Ammunition Retailers in Los Angeles to Electronically Send Records to LAPD

Download or Read Below

The City of Los Angeles recently launched a program that requires selected ammunition retailers to send electronic reports of all sales to the Los Angeles Police Department (LAPD). The effectiveness of the program during the trial period will lay the foundation for a city-wide statute making it mandatory for all ammunition dealers within the city limits.
In 2009, the State of California passed AB962 which has required since February 1, 2011, the delivery or transfer of handgun ammunition may occur only in a face-to-face transaction, and the purchaser must provide some form of photo identification. These two requirements do not apply to transfers to law enforcement, handgun ammunition vendors, or licensed firearms dealers, importer, manufacturers or collectors. Another aspect of this law was a bound book form of record keeping tracking all ammunition sales, similar to those governing the sales of firearms.
The record keeping requirements are not in effect statewide due to ongoing litigation and a pending appeal. In 2011, the Fresno Superior Court in Parker v. California, (Case No. 10CECG02116) found that the definition of “handgun ammunition” used in the legislation was impermissibly vague because the statute did not provide sufficient notice about what types of ammunition would be covered by the law. As a result, enforcement of the record keeping has only been taken on by certain cities and counties as opposed to the whole state. 
The City of Los Angeles currently requires ammunition vendors to keep records and the LAPD actually deploys officers to visually inspect these transactions. Under the new initiative, sellers of ammunition would send these records electronically to the LAPD on a weekly basis.
Councilman Mitch Englander, a reserve officer with LAPD, said he fully supports the proposal. “The way we do it now is have to go out and manually look at the logs, and it’s a nightmare. Often, they need to ask for volunteers or assign reserve officers to the work.”
According to LAPD, this measure has helped them with regard to controlling crime. In San Pedro, police were able to find 14 people buying ammunition who had been prohibited from owning weapons.
LAPD is currently testing the electronic transmission program with several larger sporting goods retailers for effectiveness over a 60-day period. The outcome of which, will be used as a recommendation for a city-wide law making the electronic system mandatory.
Putting the statewide hold on the law to the side for a moment, this type of system is going above and beyond the letter and spirit of the law. Granted the electronic submission program that is being tested seems to be voluntary at the moment as only a handful of dealers are participating; this appears to be a blueprint for drafting a law to make it mandatory in Los Angeles.
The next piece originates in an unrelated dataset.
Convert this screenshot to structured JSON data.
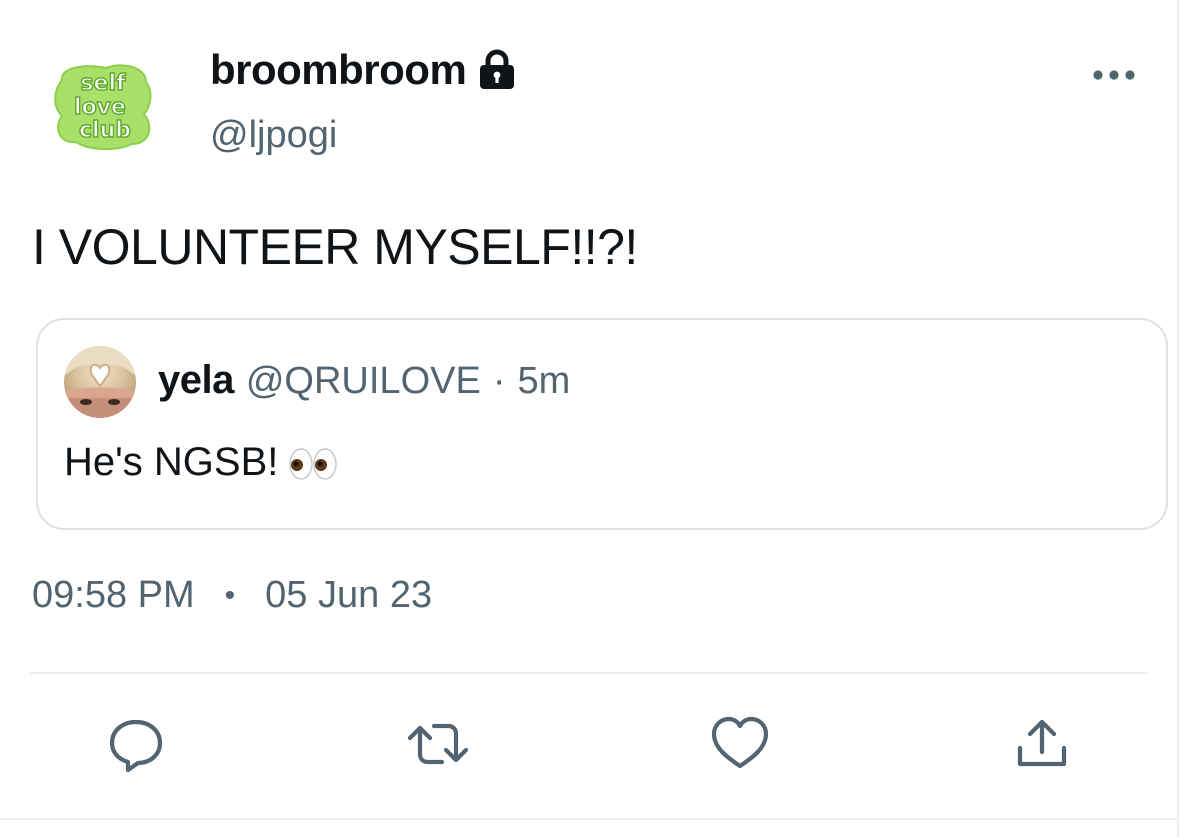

It’s one thing for a private company to exceed government standards, it is quite another for the government to mandate these standards without the support of a regulatory statute in place. The legal argument to be made here against the City of Los Angeles if this program were to become a statute would be California’s law of pre-emption which prohibits local governments from enacting measures more stringent than those governed by state law.

California’s state and local laws have often been the foundation for firearms regulations in other cities and states throughout the US. The first assault weapon ban was passed in California which served as a blueprint for George HW Bush’s 1989 importation ban and the later 1994 Federal Assault Weapon Ban. As other cities and states pass regulations governing the sale of ammunition, the California model in general or the Los Angeles version in particular may very well be the laws upon which those statutes will be based upon and later enforced.

In our November 1st advisory, “The Potential NFA Dilema”, we stated, “The tax stamp approval period at that time of our initial advisory was averaging 9 months. After the 2-week federal government “shutdown” that time has now been quoted as increasing to as long as 15 months.”

Update: The current tax stamp approval period is 9 months.